> _Exercise objective_
Copy out all lines from the entries below in which "that" occurs.

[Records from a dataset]
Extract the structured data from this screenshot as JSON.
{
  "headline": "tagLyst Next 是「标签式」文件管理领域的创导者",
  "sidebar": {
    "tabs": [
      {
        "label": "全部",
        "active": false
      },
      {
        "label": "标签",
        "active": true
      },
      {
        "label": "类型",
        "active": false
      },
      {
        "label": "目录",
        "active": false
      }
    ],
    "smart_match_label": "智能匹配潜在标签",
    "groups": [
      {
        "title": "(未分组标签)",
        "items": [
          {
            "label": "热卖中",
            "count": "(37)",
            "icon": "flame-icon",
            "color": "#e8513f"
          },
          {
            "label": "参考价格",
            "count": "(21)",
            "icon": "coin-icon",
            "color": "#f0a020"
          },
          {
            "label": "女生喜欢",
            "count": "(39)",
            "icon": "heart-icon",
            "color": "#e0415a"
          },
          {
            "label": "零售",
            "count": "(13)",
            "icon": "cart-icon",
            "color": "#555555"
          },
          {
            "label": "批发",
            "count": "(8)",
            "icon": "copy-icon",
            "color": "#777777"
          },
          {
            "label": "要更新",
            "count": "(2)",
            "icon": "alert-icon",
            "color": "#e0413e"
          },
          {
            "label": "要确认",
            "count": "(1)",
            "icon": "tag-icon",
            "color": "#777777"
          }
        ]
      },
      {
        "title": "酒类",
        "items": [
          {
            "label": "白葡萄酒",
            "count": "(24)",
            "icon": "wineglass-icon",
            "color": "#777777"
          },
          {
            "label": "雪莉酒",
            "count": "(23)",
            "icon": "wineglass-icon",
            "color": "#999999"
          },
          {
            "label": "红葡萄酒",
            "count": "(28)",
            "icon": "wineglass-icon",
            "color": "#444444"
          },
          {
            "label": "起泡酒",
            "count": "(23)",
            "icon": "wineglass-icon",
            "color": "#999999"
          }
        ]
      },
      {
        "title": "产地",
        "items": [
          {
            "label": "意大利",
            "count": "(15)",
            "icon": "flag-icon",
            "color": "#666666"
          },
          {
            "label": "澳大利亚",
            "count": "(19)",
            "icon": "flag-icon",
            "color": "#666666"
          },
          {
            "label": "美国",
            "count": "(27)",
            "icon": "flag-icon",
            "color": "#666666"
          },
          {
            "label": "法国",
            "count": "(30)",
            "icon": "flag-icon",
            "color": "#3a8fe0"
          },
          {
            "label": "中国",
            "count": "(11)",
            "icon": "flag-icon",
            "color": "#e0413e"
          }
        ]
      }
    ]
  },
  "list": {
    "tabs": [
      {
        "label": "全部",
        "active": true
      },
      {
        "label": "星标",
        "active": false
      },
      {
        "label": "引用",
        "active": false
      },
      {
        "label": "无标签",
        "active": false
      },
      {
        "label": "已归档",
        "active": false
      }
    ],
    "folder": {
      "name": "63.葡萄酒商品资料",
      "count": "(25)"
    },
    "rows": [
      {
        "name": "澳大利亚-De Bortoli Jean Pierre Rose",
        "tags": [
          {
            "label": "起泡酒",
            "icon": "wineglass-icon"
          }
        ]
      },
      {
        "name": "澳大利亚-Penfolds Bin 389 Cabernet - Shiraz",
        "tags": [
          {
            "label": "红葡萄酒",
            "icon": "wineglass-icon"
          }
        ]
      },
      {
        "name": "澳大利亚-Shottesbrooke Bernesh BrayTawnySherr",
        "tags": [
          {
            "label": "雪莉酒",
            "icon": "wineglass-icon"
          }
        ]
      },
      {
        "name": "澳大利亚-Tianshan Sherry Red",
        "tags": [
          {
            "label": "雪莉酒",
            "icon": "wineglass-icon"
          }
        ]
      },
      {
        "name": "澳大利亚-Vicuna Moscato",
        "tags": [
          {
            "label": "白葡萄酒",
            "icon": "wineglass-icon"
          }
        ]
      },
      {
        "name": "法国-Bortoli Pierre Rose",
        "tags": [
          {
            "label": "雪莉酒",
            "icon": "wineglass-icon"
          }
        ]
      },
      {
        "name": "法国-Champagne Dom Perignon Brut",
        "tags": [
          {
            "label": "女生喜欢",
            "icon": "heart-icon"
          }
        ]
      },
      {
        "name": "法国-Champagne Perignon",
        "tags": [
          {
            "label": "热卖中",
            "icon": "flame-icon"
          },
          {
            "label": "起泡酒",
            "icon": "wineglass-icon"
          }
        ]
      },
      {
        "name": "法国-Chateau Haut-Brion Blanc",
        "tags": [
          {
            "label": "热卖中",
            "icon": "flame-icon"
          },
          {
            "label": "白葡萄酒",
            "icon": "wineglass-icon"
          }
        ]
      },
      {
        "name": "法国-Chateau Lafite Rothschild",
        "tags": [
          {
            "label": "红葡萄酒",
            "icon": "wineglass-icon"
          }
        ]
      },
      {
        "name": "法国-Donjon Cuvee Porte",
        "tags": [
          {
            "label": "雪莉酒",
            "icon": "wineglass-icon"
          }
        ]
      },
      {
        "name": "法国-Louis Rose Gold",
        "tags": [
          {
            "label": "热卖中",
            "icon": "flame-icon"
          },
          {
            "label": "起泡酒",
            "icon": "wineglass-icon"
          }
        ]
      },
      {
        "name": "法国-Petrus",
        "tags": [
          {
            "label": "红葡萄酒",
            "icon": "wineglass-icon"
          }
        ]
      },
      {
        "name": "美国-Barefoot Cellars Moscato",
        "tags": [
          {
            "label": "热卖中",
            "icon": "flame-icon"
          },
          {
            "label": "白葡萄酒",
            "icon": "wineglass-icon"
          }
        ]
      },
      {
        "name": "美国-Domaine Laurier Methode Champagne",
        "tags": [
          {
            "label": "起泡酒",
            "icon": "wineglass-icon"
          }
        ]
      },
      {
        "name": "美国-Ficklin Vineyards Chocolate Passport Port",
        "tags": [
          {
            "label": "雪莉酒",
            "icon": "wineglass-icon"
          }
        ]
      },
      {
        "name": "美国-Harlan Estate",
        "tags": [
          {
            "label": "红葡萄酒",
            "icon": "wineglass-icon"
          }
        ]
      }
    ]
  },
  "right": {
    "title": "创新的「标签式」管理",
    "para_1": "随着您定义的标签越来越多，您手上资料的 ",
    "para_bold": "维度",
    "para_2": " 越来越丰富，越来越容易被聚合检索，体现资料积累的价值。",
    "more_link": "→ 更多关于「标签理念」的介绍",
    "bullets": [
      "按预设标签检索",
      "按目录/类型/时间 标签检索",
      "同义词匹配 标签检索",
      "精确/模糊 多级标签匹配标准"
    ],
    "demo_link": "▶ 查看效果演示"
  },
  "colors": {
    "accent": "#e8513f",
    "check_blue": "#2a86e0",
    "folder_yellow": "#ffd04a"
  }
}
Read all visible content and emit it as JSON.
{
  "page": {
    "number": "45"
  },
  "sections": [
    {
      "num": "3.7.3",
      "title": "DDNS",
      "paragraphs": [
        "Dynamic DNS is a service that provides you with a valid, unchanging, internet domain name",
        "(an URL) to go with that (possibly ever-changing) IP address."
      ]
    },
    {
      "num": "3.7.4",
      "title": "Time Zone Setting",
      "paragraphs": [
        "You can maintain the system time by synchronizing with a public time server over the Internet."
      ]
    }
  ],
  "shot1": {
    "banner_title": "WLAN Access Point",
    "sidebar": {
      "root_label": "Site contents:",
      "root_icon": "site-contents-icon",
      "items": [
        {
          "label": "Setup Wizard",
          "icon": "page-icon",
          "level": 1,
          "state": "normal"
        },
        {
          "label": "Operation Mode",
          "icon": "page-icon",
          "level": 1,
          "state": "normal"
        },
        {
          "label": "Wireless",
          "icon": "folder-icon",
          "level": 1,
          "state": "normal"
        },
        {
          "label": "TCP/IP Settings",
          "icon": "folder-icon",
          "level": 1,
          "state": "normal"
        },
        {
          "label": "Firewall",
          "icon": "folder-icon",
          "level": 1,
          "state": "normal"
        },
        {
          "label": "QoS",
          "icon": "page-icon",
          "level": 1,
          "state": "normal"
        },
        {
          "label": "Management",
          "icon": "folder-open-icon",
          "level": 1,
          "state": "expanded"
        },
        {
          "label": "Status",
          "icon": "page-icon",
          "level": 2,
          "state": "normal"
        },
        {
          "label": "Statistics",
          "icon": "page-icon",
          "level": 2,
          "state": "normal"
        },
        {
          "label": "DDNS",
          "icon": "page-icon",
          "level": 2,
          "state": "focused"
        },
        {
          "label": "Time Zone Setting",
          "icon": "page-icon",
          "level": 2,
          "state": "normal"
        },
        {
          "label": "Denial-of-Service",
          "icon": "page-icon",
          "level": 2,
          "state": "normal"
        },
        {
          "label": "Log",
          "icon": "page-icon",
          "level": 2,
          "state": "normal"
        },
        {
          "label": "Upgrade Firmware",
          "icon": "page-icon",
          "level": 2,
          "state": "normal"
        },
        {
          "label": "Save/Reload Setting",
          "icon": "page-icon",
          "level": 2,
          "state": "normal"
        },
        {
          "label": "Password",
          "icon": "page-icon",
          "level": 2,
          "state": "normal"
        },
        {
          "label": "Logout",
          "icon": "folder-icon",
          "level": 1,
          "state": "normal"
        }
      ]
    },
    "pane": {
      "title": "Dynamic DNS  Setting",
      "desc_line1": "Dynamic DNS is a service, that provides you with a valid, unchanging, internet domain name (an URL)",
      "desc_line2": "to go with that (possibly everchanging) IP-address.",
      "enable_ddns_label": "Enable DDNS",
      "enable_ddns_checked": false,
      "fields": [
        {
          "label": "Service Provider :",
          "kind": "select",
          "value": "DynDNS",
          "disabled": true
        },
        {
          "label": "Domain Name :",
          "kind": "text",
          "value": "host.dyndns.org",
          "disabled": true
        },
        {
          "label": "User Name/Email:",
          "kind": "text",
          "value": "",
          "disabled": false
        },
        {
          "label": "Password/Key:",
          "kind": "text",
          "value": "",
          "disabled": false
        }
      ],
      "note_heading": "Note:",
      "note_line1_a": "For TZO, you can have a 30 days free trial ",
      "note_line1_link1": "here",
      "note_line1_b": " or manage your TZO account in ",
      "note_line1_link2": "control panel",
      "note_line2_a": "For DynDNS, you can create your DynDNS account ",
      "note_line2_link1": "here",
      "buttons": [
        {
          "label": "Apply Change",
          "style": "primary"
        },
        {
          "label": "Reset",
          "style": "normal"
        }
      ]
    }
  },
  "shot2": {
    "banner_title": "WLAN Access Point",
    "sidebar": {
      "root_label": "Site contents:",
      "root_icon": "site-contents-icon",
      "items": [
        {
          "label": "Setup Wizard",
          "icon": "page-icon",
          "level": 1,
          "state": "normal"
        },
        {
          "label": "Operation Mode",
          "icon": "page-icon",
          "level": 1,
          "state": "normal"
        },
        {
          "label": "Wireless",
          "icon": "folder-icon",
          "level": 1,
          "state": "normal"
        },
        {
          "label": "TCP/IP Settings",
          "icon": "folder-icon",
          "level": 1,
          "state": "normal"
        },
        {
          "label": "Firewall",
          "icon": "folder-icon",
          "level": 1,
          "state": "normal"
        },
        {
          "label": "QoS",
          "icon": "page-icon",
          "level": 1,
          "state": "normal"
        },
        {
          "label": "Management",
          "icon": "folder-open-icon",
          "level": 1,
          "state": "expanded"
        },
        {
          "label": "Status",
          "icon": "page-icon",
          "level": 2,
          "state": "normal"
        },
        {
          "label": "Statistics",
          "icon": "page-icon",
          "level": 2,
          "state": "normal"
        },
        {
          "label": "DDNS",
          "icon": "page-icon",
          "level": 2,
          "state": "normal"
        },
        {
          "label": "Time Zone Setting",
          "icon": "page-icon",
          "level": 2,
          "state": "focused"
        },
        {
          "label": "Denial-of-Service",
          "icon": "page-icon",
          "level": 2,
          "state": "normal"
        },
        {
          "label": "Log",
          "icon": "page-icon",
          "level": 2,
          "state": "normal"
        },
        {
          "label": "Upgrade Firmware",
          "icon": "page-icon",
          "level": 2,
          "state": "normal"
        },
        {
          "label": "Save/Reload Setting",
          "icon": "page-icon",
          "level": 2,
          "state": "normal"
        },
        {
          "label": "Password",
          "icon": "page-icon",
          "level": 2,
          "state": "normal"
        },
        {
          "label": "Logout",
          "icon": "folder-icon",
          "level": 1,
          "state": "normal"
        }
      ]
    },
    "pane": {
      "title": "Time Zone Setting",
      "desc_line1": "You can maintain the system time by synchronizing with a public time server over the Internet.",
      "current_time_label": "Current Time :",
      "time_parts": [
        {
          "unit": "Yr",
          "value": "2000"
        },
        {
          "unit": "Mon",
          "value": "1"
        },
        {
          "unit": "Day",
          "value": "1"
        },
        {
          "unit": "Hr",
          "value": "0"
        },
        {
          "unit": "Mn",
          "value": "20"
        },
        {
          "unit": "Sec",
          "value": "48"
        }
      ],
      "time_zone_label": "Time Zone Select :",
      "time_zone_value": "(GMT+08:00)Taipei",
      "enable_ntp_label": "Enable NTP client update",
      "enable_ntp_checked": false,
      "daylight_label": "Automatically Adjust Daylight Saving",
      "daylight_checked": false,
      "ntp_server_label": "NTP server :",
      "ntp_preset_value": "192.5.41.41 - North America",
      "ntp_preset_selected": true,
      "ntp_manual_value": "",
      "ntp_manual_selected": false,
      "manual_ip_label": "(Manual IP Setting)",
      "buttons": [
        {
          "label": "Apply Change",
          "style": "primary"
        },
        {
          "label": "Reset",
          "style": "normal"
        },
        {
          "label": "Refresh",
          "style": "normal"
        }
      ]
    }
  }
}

> _Answer box_
        "Dynamic DNS is a service that provides you with a valid, unchanging, internet domain name",
        "(an URL) to go with that (possibly ever-changing) IP address."
      "desc_line1": "Dynamic DNS is a service, that provides you with a valid, unchanging, internet domain name (an URL)",
      "desc_line2": "to go with that (possibly everchanging) IP-address.",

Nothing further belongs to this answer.